These include:

  • Physical inspections of the system components.
  • Pressure tests to ensure that the pressure in the pipes is sufficient for water discharge.
  • Flow and alarm tests to check whether the system can identify a fire and react appropriately.
  • Cleaning of sprinkler heads and other parts to prevent blockages or corrosion.
  • Updating of records to keep track of any changes, repairs, or upgrades made to the system.

How Do NFPA-13-Compliant Sprinklers Integrate with Fire Alarm Systems

A crucial aspect of a holistic fire safety strategy is the integration of sprinkler systems with fire alarm systems. NFPA 13 and NFPA 72 (the National Fire Alarm and Signaling Code) work in concert to ensure this integration. For instance, when a sprinkler activates, it should trigger the building’s fire alarm system. This integrated response ensures prompt notification to occupants and emergency responders.

Water flow switches and valve supervisory switches are examples of devices that monitor the status of sprinkler systems and relay that information to fire alarm control panels. Understanding and properly installing these devices in accordance with NFPA 13 and 72 is key to ensuring effective fire protection.

How Can Digitize Help You with Your Project?

Applying the intricacies of NFPA 13 to real-world projects can be a challenge. With 46+ years of experience in fire alarm monitoring, Digitize can help you.

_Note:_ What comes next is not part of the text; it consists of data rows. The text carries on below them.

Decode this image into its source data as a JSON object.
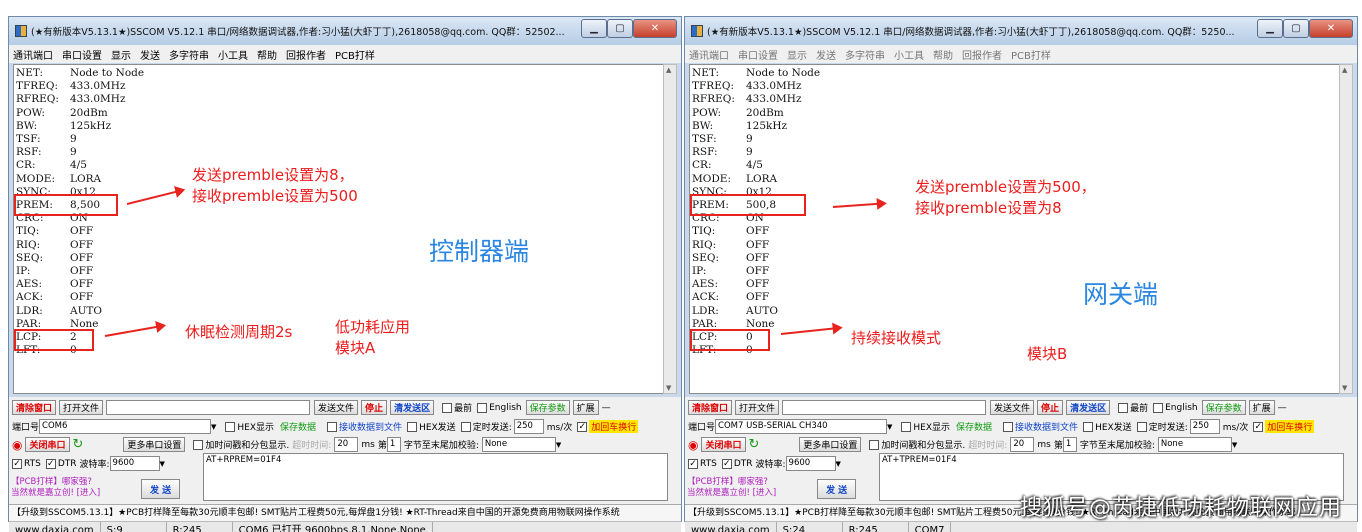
{
  "left": {
    "title": "(★有新版本V5.13.1★)SSCOM V5.12.1 串口/网络数据调试器,作者:习小猛(大虾丁丁),2618058@qq.com. QQ群：52502...",
    "menu": [
      "通讯端口",
      "串口设置",
      "显示",
      "发送",
      "多字符串",
      "小工具",
      "帮助",
      "回报作者",
      "PCB打样"
    ],
    "terminal": [
      {
        "k": "NET:",
        "v": "Node to Node"
      },
      {
        "k": "TFREQ:",
        "v": "433.0MHz"
      },
      {
        "k": "RFREQ:",
        "v": "433.0MHz"
      },
      {
        "k": "POW:",
        "v": "20dBm"
      },
      {
        "k": "BW:",
        "v": "125kHz"
      },
      {
        "k": "TSF:",
        "v": "9"
      },
      {
        "k": "RSF:",
        "v": "9"
      },
      {
        "k": "CR:",
        "v": "4/5"
      },
      {
        "k": "MODE:",
        "v": "LORA"
      },
      {
        "k": "SYNC:",
        "v": "0x12"
      },
      {
        "k": "PREM:",
        "v": "8,500"
      },
      {
        "k": "CRC:",
        "v": "ON"
      },
      {
        "k": "TIQ:",
        "v": "OFF"
      },
      {
        "k": "RIQ:",
        "v": "OFF"
      },
      {
        "k": "SEQ:",
        "v": "OFF"
      },
      {
        "k": "IP:",
        "v": "OFF"
      },
      {
        "k": "AES:",
        "v": "OFF"
      },
      {
        "k": "ACK:",
        "v": "OFF"
      },
      {
        "k": "LDR:",
        "v": "AUTO"
      },
      {
        "k": "PAR:",
        "v": "None"
      },
      {
        "k": "LCP:",
        "v": "2"
      },
      {
        "k": "LFT:",
        "v": "0"
      }
    ],
    "ann1": [
      "发送premble设置为8，",
      "接收premble设置为500"
    ],
    "ann2": "休眠检测周期2s",
    "ann3": [
      "低功耗应用",
      "模块A"
    ],
    "big_label": "控制器端",
    "port": "COM6",
    "send_text": "AT+RPREM=01F4",
    "status": [
      "www.daxia.com",
      "S:9",
      "R:245",
      "COM6 已打开  9600bps,8,1,None,None"
    ]
  },
  "right": {
    "title": "(★有新版本V5.13.1★)SSCOM V5.12.1 串口/网络数据调试器,作者:习小猛(大虾丁丁),2618058@qq.com. QQ群：5250...",
    "menu": [
      "通讯端口",
      "串口设置",
      "显示",
      "发送",
      "多字符串",
      "小工具",
      "帮助",
      "回报作者",
      "PCB打样"
    ],
    "terminal": [
      {
        "k": "NET:",
        "v": "Node to Node"
      },
      {
        "k": "TFREQ:",
        "v": "433.0MHz"
      },
      {
        "k": "RFREQ:",
        "v": "433.0MHz"
      },
      {
        "k": "POW:",
        "v": "20dBm"
      },
      {
        "k": "BW:",
        "v": "125kHz"
      },
      {
        "k": "TSF:",
        "v": "9"
      },
      {
        "k": "RSF:",
        "v": "9"
      },
      {
        "k": "CR:",
        "v": "4/5"
      },
      {
        "k": "MODE:",
        "v": "LORA"
      },
      {
        "k": "SYNC:",
        "v": "0x12"
      },
      {
        "k": "PREM:",
        "v": "500,8"
      },
      {
        "k": "CRC:",
        "v": "ON"
      },
      {
        "k": "TIQ:",
        "v": "OFF"
      },
      {
        "k": "RIQ:",
        "v": "OFF"
      },
      {
        "k": "SEQ:",
        "v": "OFF"
      },
      {
        "k": "IP:",
        "v": "OFF"
      },
      {
        "k": "AES:",
        "v": "OFF"
      },
      {
        "k": "ACK:",
        "v": "OFF"
      },
      {
        "k": "LDR:",
        "v": "AUTO"
      },
      {
        "k": "PAR:",
        "v": "None"
      },
      {
        "k": "LCP:",
        "v": "0"
      },
      {
        "k": "LFT:",
        "v": "0"
      }
    ],
    "ann1": [
      "发送premble设置为500，",
      "接收premble设置为8"
    ],
    "ann2": "持续接收模式",
    "ann3": [
      "模块B"
    ],
    "big_label": "网关端",
    "port": "COM7 USB-SERIAL CH340",
    "send_text": "AT+TPREM=01F4",
    "status": [
      "www.daxia.com",
      "S:24",
      "R:245",
      "COM7"
    ]
  },
  "common": {
    "clear_window": "清除窗口",
    "open_file": "打开文件",
    "send_file": "发送文件",
    "stop": "停止",
    "clear_send": "清发送区",
    "topmost": "最前",
    "english": "English",
    "save_params": "保存参数",
    "expand": "扩展",
    "minus": "—",
    "port_label": "端口号",
    "hex_show": "HEX显示",
    "save_data": "保存数据",
    "recv_to_file": "接收数据到文件",
    "hex_send": "HEX发送",
    "timed_send": "定时发送:",
    "interval": "250",
    "interval_unit": "ms/次",
    "add_crlf": "加回车换行",
    "close_port": "关闭串口",
    "more_settings": "更多串口设置",
    "timestamp": "加时间戳和分包显示.",
    "timeout_label": "超时时间:",
    "timeout": "20",
    "ms": "ms",
    "page_label": "第",
    "page": "1",
    "checksum": "字节至末尾加校验:",
    "checksum_val": "None",
    "rts": "RTS",
    "dtr": "DTR",
    "baud_label": "波特率:",
    "baud": "9600",
    "pcb_note": "【PCB打样】哪家强?",
    "pcb_note2": "当然就是嘉立创! [进入]",
    "send": "发 送",
    "ticker": "【升级到SSCOM5.13.1】★PCB打样降至每款30元顺丰包邮! SMT贴片工程费50元,每焊盘1分钱! ★RT-Thread来自中国的开源免费商用物联网操作系统"
  },
  "watermark": "搜狐号@芮捷低功耗物联网应用"
}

We can provide guidance based on our experience on how to integrate your sprinkler system with your fire alarm monitoring system effectively. Although NFPA 13 and NFPA 72 are your ultimate reference documents and we are not sprinkler installers, and we can offer practical advice to help you navigate these standards in your projects. Our network of distributors and installers can also assist you with your physical installation.

Whether you're designing a new system or updating an existing one, we're here to help you deliver a reliable, code-compliant solution. Don't hesitate to give us a call at 1-800-523-7232 or email for professional guidance on your fire safety project.

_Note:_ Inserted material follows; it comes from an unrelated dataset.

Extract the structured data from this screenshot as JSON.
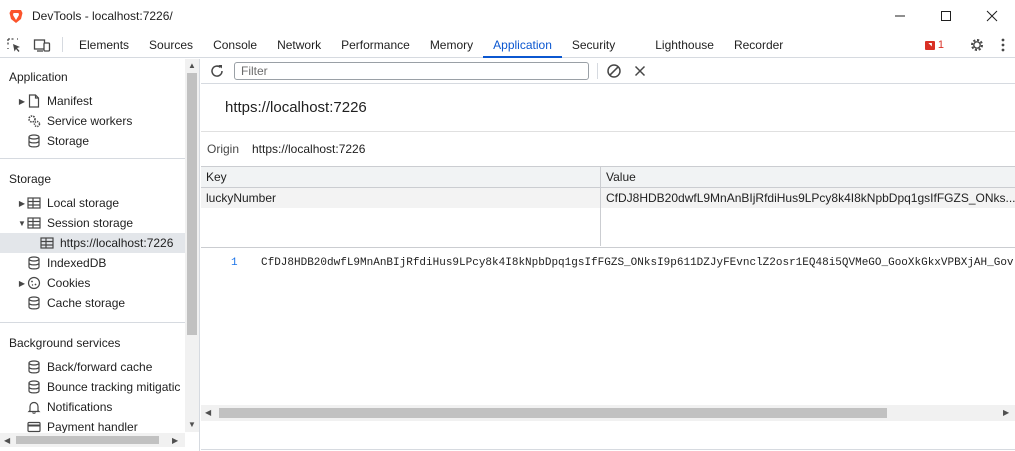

Andrew Erickson

Andrew Erickson

Andrew Erickson is an Application Engineer at DPS Telecom, a manufacturer of semi-custom remote alarm monitoring systems based in Fresno, California. Andrew brings more than 17 years of experience building site monitoring solutions, developing intuitive user interfaces and documentation, and...Read More